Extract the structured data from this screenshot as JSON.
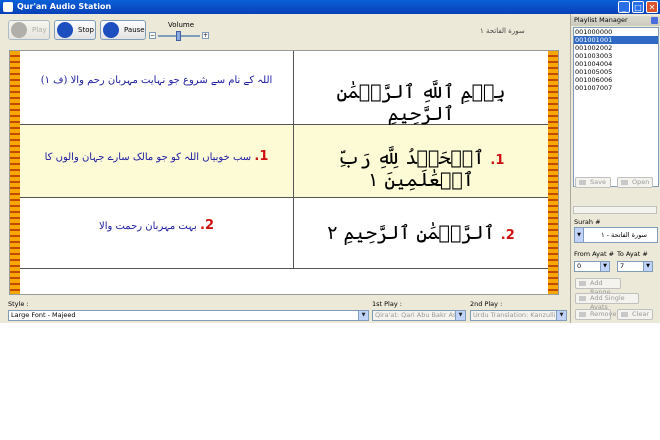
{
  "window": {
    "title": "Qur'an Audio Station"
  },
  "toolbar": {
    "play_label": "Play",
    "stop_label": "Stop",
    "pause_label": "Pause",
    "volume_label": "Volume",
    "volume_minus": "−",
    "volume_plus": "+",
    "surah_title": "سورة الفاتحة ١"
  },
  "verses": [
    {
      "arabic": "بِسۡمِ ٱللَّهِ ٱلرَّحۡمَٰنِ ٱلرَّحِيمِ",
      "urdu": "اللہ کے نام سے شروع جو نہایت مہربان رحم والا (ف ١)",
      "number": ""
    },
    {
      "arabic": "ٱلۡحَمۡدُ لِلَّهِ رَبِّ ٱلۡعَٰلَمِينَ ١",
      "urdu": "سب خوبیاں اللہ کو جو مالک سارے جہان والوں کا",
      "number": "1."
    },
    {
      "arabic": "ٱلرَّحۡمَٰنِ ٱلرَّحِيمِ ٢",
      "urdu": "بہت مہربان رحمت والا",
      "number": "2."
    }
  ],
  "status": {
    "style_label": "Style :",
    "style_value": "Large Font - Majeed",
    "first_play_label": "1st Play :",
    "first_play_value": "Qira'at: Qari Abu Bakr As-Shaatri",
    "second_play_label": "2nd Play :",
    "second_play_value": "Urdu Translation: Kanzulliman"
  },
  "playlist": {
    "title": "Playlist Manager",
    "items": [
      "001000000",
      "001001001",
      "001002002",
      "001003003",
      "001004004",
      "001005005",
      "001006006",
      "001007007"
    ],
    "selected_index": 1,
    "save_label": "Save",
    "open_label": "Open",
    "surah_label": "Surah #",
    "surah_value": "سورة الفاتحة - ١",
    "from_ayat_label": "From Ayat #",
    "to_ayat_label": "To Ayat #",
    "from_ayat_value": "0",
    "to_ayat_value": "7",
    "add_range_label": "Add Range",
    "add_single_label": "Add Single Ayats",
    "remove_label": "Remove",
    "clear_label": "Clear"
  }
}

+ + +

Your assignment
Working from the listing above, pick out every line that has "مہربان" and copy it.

Answer section
      "urdu": "اللہ کے نام سے شروع جو نہایت مہربان رحم والا (ف ١)",
      "urdu": "بہت مہربان رحمت والا",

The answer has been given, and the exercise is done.